Still Only Part Way Home: Part-Time Work and Underemployment in Illinois and Its Region
48 Pages Posted: 6 Nov 2017
Date Written: October 31, 2017
Despite gradually declining in the US over the last 8 straight years of economic recovery from the Great Recession, the rate of involuntary part-time working remains stubbornly high in the State of Illinois. Over a quarter million workers were employed but working part-time for economic reasons in Illinois. Illinois ranks 10th among the 50 states in the number of involuntary part-time workers. Illinois’ rate of labor underutilization has one in ten workers either fully or partially unemployed, still well above the pre-recession rate and the US national average. Policies are needed to accelerate its return to prior levels.
Examining recent trends and patterns in involuntary part time working finds that involuntary part time working has declined for cyclical reasons but remains elevated for possible structural reasons. In particular, working only part time hours for the reason of “inability to find full time work” has all but plateaued in recent years, and trended upwards over the period since the year 2000 in the US, East-North-Central (ENC) census region and state of Illinois.
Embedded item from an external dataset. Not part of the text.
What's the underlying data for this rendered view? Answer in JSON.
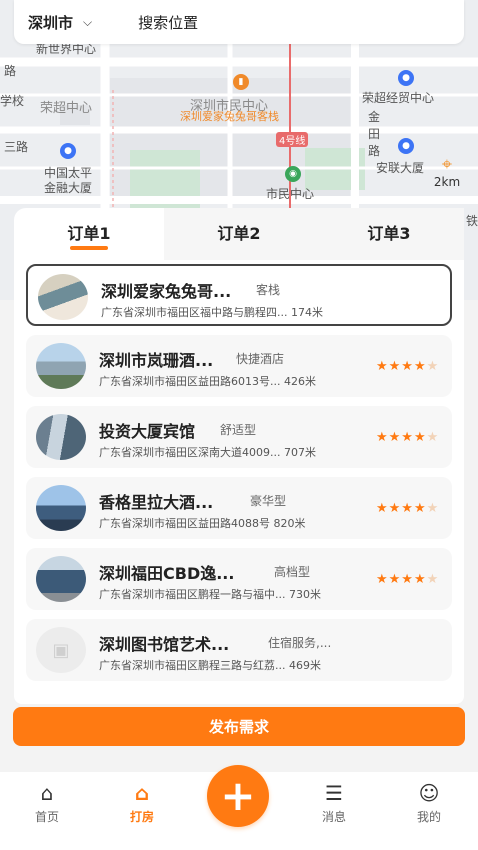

The current number of part timers who are working part time for the reason of only being able to find part time work is still more than double the levels observed at the start of the last recession. In Illinois, the number working involuntary part-time escalated from roughly 100,000 to well over 400,000 thousand in 2010, and to date remains well above 200,000 workers.
As a proportion of total employment in Illinois, involuntary part-time workers rose from less than 2 percent to over 9 percent and stayed above 7 percent until 2013. The number has since shrunk to between 4 and 5 percent but remains above the national proportion of 3 to 4 percent. Involuntary part-time working due to “slack work and business conditions,” is still somewhat higher in Illinois and in the 5-state region than in the past.
Within the single key industry of Recreation/Hospitality, in the ENC region, working part time hours involuntarily remains almost double the number at the start of the recession period and displays a steep upward long-term trend through the period. Moreover, when examining transitions, flows of workers out of involuntary part time working and full time employment has become either less rapid or less likely, starting with the Great Recession. Those who were either unemployed or involuntarily part-time 12 months prior are more likely to be involuntarily part time than they were prior to the Recession.
When expanding the scope of underemployment beyond just part timers, the rate of more broadly-defined, time-related underemployment encompasses more than a third of the US and ENC regional work force. The ENC region figure is above all but two of the nine census regions. The prevalence of worker desire to work more hours is disproportionately higher in certain industries, such as retail, food and accommodation and for younger and lower income groups.
Addressing underemployment, for part-time workers and others, requires public policy innovations and reforms that go beyond general economic expansion and job growth. Three sets of policies are proposed here, to both improve the quality of part time jobs and the experience of the job incumbents while curbing employer over-reliance on part-time jobs. This includes unemployment insurance reform and short-time compensation, more predictive (secure, fair) scheduling and providing first or priority access to available work hours for the underemployed part-timers plus an employee right to request additional work hours from their employer without fear of retaliation.
Keywords: Part time work; underemployment; part-time for economic reasons; part-time employment; part-time policy
JEL Classification: J21, J22, J23, J38
Suggested Citation: Suggested Citation